The Pixi Plus also ships with a number of personal information management and productivity apps, including Documents to Go for viewing Microsoft Office files, a PDF reader, a memo pad, a task list, a clock/alarm clock, and a calculator. You can purchase and download additional apps from the Palm App Catalog and though it's not as robust as the iTunes App Store or Android Market, you should be able to find something to fit your needs. If not, you could always try the homebrew app route. The Pixi Plus offers 8GB of internal memory, with about 7GB available to the user.
Now, as with the Palm Pre Plus, the big difference between the Verizon version of the Palm Pixi Plus and the AT&T version is that the latter has a UMTS radio and support for several AT&T services, including AT&T Navigator, Yellow Pages Mobile, and can access to the carrier's nationwide Wi-Fi hot spots. The latter is in lieu of the Palm Mobile Hotspot utility that's available for the Verizon WebOS devices that lets you turn your smartphone into a mobile router. We'd love it if the hot spot utility was available for AT&T's Palm devices, but considering the nature of the Pixi Plus and its target, this is less of an issue that it is with the Pre Plus.

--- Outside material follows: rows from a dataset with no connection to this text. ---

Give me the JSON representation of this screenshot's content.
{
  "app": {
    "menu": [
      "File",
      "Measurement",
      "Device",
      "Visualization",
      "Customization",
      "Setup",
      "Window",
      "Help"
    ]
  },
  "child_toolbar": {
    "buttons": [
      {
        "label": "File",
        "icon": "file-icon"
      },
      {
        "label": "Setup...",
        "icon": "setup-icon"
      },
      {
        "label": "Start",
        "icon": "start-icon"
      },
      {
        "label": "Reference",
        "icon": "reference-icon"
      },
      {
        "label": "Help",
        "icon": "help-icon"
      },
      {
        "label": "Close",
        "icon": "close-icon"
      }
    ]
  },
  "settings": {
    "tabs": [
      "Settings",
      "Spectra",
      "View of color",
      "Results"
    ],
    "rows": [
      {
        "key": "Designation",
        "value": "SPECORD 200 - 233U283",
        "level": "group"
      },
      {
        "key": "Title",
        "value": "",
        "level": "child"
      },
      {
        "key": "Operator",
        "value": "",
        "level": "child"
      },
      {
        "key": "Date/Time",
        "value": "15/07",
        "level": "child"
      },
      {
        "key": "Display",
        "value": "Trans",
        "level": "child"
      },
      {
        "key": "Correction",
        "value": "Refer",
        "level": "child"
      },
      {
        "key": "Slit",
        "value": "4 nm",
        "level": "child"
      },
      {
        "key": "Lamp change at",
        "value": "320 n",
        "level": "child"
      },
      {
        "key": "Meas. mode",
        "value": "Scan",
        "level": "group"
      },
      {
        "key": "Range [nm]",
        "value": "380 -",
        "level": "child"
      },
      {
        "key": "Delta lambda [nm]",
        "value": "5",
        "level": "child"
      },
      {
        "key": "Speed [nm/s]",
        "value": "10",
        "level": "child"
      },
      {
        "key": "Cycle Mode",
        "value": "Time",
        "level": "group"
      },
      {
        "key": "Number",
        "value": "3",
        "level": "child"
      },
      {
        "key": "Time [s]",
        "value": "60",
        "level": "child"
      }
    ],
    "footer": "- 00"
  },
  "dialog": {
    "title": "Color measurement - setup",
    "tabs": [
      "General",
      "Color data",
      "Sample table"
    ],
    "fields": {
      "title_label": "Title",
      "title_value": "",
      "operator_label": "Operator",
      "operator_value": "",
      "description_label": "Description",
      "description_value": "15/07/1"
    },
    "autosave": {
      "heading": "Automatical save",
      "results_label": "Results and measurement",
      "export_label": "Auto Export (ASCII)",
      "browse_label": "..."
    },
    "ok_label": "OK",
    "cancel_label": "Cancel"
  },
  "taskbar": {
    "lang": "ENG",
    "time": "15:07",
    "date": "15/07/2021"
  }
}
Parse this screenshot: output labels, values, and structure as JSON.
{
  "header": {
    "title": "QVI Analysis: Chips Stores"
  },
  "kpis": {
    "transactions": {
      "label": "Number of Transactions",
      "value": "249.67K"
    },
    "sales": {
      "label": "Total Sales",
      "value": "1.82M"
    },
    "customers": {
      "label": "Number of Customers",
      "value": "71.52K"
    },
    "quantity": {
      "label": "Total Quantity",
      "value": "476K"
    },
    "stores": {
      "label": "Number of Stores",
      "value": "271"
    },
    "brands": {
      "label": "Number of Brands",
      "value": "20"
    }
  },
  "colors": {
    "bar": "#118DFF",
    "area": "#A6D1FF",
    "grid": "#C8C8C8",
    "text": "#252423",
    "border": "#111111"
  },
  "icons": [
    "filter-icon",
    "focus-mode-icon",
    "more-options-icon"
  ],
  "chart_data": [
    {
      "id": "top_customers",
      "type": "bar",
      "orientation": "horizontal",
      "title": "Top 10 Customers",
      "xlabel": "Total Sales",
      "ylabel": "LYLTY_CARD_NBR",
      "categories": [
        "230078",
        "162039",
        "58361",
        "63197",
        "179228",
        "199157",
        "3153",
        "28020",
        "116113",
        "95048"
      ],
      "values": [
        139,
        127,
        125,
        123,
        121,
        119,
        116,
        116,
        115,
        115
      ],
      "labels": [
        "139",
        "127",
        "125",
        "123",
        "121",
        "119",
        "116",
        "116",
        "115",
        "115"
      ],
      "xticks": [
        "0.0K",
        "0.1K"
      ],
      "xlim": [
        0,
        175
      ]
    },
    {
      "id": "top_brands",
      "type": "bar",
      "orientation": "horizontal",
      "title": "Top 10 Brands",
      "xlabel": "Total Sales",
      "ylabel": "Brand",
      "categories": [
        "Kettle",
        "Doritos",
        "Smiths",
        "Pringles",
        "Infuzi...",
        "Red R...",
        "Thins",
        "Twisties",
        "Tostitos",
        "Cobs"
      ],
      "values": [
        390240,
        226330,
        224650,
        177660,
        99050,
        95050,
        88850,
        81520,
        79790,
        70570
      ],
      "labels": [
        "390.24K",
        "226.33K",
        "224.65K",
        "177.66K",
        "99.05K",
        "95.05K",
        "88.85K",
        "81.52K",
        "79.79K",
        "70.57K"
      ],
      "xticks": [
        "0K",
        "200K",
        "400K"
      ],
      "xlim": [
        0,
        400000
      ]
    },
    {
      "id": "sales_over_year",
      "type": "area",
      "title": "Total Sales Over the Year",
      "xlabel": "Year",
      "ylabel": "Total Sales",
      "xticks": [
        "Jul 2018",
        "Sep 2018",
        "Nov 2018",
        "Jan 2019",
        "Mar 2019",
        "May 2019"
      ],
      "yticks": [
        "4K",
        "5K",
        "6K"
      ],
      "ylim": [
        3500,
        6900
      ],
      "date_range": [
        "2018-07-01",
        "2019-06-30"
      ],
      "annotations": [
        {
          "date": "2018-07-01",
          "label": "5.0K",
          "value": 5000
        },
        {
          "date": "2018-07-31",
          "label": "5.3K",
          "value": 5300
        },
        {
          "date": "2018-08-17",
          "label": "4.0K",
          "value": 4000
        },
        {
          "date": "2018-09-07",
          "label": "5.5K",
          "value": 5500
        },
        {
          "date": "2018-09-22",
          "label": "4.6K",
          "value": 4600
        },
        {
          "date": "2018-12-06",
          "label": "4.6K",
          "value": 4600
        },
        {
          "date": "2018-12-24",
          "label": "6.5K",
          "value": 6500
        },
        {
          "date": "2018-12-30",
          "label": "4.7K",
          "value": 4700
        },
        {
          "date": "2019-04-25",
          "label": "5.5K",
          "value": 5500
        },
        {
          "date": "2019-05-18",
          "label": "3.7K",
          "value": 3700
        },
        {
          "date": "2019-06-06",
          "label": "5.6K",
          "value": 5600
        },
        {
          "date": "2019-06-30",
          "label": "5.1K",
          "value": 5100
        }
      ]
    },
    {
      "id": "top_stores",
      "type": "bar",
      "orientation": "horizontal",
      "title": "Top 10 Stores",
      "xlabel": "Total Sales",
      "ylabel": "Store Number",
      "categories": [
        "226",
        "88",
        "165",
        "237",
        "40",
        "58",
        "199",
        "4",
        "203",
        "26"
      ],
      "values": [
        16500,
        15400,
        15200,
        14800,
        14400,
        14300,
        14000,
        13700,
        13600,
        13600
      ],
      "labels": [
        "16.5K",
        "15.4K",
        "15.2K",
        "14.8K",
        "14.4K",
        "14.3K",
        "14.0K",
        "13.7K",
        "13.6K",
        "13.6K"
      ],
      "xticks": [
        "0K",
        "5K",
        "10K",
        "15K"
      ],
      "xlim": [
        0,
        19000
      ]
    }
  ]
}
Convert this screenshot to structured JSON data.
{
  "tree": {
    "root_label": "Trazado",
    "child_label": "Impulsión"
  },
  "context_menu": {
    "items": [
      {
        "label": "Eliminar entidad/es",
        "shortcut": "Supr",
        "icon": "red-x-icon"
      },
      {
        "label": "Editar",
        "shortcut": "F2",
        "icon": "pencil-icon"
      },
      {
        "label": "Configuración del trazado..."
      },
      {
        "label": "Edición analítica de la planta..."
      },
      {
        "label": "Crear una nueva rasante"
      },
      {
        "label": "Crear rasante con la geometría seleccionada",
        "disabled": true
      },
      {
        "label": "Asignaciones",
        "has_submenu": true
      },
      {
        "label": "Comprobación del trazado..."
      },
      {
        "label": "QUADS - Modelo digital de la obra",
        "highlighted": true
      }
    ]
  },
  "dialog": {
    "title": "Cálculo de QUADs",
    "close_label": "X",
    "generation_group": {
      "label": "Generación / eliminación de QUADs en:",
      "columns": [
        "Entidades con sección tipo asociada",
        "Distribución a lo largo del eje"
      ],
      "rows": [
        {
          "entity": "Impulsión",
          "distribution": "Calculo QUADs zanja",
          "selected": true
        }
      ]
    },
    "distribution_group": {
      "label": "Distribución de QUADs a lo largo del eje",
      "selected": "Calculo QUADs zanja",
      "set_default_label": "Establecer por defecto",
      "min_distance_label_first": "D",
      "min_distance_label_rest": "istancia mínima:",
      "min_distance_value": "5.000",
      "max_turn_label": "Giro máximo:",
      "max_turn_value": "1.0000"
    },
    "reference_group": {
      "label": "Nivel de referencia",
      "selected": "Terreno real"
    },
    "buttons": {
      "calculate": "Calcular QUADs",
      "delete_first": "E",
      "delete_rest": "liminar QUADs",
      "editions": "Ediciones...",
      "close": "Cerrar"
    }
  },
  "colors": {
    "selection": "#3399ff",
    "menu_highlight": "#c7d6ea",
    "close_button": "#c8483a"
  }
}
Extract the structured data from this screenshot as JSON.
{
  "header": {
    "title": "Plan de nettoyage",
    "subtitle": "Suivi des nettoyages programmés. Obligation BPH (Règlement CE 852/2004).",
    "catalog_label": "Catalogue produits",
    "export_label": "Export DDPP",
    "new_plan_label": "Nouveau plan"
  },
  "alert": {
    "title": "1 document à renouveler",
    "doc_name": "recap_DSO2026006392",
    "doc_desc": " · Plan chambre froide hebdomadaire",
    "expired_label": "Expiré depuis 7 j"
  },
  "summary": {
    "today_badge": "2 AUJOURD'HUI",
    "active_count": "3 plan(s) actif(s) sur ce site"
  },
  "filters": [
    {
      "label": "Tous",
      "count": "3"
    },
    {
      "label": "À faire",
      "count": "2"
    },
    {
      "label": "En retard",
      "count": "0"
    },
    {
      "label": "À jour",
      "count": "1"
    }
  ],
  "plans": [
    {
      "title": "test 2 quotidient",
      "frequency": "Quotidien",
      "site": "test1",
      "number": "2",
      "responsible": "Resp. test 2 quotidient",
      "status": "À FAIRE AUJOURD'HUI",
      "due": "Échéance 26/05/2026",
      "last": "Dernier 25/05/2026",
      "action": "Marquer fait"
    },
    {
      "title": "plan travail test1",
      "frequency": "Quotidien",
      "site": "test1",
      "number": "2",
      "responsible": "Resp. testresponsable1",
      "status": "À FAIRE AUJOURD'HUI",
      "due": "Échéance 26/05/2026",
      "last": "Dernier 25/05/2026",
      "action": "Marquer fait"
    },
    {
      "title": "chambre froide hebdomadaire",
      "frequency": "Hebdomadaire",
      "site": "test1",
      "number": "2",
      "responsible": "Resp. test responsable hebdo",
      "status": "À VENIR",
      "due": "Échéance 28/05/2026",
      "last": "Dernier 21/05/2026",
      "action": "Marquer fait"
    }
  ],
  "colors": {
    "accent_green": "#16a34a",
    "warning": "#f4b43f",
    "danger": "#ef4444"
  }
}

Other goodies include Bluetooth 2.1, a music player, access to the Amazon MP3 store, a dedicated YouTube player, and a 2-megapixel camera. The camera's picture quality is mediocre. Though objects in photos came out clear, a slightly grayish tone gave pictures a dreary quality. Video quality was also OK, and we love how easy it is to edit videos. However, when it plays video clips, we notice it has a small popping noise at the beginning of each video--strange.
We tested the quad-band (GSM 850/900/1,800/1,900MHz; UMTS/HSDPA) Palm Pixi Plus in New York using AT&T service and call its call quality was mixed. On our end, calls sounded fine with little to no background noise or voice distortion and plenty of volume. However, our callers experience was completely different. Some complained of low volume and echoing, while others said that our voices sounded muffled. A couple of times, we tried calling back from a different spot, which slightly improved the situation; however, our callers still said there was a bit of background hissing. The Pixi Plus' speakerphone quality was pretty much what we expected--slightly hollow but clear and with just enough volume to hear callers in louder environments. We had no problems pairing the smartphone with the Logitech Mobile Traveller Bluetooth Headset or the Motorola S9 Bluetooth Active Headphones.
We had fairly good 3G coverage throughout Manhattan, though there were spots where the signal dropped to one or two bars. However, its data speeds were respectable; CNET's full Web site loaded in 25 seconds, while CNN's and ESPN's sites loaded in 8 seconds and 13 seconds, respectively. YouTube videos took a few seconds to load, but played back without interruption.
The Palm Pixi Plus is powered by a 600MHz Qualcomm MSM7627 processor, but it's definitely not the fastest smartphone on the block. Though it can handle working in multiple applications at once, there are definite lags when launching apps. That aside, we didn't run into any major performance issues during our testing period.
The Palm Pixi Plus is powered by a 1,150mAh lithium ion battery with a rated talk time of 5.5 hours and up to 14.5 days of standby time. The Pixi Plus was able to beat the rated talk time by half an hour in our battery drain tests. According to FCC radiation tests, the Pixi Plus has a digital SAR rating of 1.43 watts per kilogram and a Hearing Aid Compatibility Rating of M3/T3.